About the omnipotent Word of God

"For nothing will be impossible for God" (St. Luke 1:37).
"Then God said, Let there be light, and there was light" (Genesis 1:3).

Until God spoke, there was no light. Nor was there anyone who could know what light was, until God spoke, and light came into being. In the same manner, when God spoke, then water and the dry land came into existence, the firmament of the heavens, vegetation, animals and finally man. Until God spoke, none of this existed nor was there anyone, except God, Who could know that all of this could exist. By the power of His word, God created all that is created on earth and in the heavens. Whatever God wanted to exist and spoke that it be, must be and it cannot but be, for the word of God is irresistible and creative. The creation of the world is a great miracle of the word of God.

Having created all things, God again, by His word, established the order of creation and the manner of behavior and relationship of creatures one with another. This order and manner which God established is a great miracle of God's word. There exists an order and manner among created things, visible and comprehensible for us people; and there also exists an order and manner, invisible and incomprehensible. According to that invisible and incomprehensible order and manner, which is a mystery in the Holy Trinity, there have occurred and are occurring those manifestations which people call miracles. One such manifestation is the conception of the Lord Jesus Christ in the womb of the All-Holy Virgin Mary without a husband [The Virgin Birth]. This appears like an interruption in the visible and comprehensible order and manner but it is never an interruption for the invisible and incomprehensible order and manner. This birth, truly, is a great miracle; perhaps the greatest miracle that was ever revealed to us mortals. But the entire created world is a miracle, and all the visible and comprehensible order and manner is a miracle, and altogether these miracles came about by the word of God; therefore, much in the same way the Lord was conceived in the Virgin's womb. Both one and the other was all brought about by the power and word of God. That is why the wonderful Gabriel replied to the question of the All-Pure One which is the question of all generations: "How can this be?" (St. Luke 1:34), and he answered her: "For nothing will be impossible for God" (St. Luke 1:37).

O Lord God, our Creator, Immortal and Existing Miracle-Worker, enlighten our minds that we no longer doubt, but believe and enlighten our tongue that it not question You, but praise You.

To You be glory and thanks always.
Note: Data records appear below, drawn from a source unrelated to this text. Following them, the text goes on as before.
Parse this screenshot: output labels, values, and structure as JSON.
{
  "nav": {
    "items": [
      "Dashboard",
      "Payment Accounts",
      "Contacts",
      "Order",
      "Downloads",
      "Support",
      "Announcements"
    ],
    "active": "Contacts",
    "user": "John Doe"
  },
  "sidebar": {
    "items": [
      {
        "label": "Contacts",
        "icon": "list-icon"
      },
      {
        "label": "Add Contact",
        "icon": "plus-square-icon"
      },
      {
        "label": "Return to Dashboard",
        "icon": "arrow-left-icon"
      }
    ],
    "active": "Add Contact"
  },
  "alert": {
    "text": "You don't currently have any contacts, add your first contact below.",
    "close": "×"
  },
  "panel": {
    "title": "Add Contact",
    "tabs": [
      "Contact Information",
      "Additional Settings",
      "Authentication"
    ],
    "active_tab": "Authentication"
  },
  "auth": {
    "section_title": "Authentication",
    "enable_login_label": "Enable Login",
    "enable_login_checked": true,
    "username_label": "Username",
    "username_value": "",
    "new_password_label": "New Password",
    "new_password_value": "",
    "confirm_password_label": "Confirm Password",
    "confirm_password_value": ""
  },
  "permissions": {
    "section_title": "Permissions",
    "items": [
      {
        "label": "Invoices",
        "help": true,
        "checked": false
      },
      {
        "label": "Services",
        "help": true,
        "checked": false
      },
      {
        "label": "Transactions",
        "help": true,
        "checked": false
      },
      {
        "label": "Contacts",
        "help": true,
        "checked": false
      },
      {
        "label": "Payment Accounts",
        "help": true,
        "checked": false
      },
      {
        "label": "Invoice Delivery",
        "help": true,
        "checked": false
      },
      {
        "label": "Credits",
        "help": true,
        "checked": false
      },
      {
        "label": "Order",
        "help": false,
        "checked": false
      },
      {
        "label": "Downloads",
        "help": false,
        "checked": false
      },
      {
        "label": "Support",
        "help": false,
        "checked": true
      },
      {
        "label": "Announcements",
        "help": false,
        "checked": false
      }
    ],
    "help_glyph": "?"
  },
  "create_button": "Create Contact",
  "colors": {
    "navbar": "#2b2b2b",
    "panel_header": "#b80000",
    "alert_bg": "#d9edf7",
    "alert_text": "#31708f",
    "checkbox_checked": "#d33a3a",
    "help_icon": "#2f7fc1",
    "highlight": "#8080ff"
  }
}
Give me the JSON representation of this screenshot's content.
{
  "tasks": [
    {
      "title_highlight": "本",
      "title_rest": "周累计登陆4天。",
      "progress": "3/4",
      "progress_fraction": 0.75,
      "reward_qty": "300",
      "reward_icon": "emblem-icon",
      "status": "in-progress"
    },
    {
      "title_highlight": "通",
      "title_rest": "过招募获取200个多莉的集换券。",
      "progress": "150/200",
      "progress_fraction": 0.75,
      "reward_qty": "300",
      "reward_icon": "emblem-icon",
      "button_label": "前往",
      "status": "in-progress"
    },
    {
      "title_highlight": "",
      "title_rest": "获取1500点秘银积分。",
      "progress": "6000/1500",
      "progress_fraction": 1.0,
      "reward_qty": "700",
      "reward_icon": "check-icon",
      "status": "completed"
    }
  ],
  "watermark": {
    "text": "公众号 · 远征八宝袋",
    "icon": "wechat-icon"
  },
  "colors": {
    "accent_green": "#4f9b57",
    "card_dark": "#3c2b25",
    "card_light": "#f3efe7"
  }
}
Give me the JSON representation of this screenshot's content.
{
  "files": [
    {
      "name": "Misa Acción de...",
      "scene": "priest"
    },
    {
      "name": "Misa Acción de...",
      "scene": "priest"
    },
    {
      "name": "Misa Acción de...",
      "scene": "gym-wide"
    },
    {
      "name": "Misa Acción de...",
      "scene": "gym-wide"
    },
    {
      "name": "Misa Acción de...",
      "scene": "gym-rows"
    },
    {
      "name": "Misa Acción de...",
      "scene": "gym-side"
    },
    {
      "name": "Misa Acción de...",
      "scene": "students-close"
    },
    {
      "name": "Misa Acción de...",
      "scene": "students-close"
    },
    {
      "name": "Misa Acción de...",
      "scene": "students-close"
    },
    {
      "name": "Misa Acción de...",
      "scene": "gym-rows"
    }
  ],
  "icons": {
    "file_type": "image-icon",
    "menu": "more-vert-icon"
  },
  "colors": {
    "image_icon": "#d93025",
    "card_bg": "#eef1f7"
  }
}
Amen.

From The Prologue From Ochrid by Bishop Nikolai Velimirovich
© 1985 Lazarica Press, Birmingham UK